Were there any problems with filming on location?
New York’s very permit based, so most of your budget goes there. But I think the fact that Joaquin Phoenix looked so different – he could be a construction worker or a bum (laughs) – it gave us a freedom. No one recognised him, no one was coming up with cameras or following or anything. And my assistant director, who’s also a young filmmaker, had worked on indie stuff in New York (like Martha Marcy May Marlene) and he really helped us create the film with a smaller unit, and make the film in a different way in such a small amount of time.
How did you picture Joe as a character?

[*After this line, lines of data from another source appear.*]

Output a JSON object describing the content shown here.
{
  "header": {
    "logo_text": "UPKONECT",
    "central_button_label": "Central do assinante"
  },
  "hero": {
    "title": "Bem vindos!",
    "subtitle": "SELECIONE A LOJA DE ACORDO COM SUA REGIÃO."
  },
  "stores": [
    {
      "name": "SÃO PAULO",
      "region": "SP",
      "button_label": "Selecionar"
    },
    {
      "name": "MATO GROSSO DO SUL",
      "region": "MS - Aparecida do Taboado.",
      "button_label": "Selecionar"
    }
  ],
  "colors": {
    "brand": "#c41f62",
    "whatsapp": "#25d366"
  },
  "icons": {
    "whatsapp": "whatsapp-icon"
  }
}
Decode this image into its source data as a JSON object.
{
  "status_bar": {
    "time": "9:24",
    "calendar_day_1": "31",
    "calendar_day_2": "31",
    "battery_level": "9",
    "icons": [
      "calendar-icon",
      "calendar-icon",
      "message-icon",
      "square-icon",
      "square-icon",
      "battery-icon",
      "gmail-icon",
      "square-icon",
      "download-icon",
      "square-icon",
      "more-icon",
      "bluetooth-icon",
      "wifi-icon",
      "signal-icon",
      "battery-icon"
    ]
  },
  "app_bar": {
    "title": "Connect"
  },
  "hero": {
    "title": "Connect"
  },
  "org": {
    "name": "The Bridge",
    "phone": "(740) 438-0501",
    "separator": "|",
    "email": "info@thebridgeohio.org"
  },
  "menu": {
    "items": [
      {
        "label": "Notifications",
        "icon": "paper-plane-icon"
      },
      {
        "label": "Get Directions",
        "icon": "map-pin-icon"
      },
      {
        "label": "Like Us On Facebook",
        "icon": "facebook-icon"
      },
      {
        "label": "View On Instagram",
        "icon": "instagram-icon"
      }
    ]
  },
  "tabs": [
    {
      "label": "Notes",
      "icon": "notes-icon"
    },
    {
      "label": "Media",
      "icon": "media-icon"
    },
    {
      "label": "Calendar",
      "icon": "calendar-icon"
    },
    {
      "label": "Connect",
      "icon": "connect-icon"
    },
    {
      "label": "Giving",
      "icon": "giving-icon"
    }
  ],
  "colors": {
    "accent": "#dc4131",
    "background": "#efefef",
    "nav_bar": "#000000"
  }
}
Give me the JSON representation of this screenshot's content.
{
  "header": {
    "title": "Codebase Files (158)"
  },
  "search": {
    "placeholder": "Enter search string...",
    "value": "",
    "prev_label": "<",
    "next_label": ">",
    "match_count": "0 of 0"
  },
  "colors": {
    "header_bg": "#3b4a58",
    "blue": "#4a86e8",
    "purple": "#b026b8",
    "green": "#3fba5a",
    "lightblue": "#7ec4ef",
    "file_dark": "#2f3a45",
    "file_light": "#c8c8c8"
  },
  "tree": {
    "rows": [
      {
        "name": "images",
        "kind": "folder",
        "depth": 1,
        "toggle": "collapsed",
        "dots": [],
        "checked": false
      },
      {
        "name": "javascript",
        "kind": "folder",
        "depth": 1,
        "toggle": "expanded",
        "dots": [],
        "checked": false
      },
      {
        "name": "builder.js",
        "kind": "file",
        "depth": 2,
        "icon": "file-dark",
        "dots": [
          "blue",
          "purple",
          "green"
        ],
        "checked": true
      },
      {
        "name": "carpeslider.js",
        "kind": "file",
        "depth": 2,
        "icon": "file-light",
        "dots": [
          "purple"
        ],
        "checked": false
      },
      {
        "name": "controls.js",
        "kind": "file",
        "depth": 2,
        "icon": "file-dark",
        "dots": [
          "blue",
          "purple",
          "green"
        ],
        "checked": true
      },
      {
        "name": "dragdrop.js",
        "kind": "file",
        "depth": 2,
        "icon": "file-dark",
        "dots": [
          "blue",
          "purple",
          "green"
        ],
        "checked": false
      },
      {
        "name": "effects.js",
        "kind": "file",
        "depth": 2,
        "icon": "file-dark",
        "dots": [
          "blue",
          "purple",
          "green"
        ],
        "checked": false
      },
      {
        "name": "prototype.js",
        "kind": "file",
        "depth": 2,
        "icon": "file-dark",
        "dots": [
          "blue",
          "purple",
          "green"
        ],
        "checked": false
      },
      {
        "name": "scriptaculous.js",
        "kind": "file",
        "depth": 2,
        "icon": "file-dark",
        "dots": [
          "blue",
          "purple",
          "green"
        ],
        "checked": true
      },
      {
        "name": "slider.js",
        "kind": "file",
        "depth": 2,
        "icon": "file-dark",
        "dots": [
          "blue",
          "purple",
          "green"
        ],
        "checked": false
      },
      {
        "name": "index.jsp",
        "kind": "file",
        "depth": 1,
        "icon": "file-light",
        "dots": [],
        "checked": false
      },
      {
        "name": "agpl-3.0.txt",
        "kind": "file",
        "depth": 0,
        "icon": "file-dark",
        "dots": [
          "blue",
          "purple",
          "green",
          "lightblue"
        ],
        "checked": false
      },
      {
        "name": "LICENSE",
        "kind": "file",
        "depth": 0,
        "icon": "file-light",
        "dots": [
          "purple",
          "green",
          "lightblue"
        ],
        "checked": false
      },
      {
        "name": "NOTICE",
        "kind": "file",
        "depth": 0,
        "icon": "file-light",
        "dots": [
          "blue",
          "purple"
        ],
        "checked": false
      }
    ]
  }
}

I always saw him as having these shards of glass in his head, fragments of trauma before that have come to head over these two days. I didn’t want them to be flashbacks that tell a story, rather it be more like how post traumatic stress works where its repetitions of things: violence becomes violence becomes violence, wars become wars become wars. That all came from Joe as a character, and I found some of that in Ames’ text.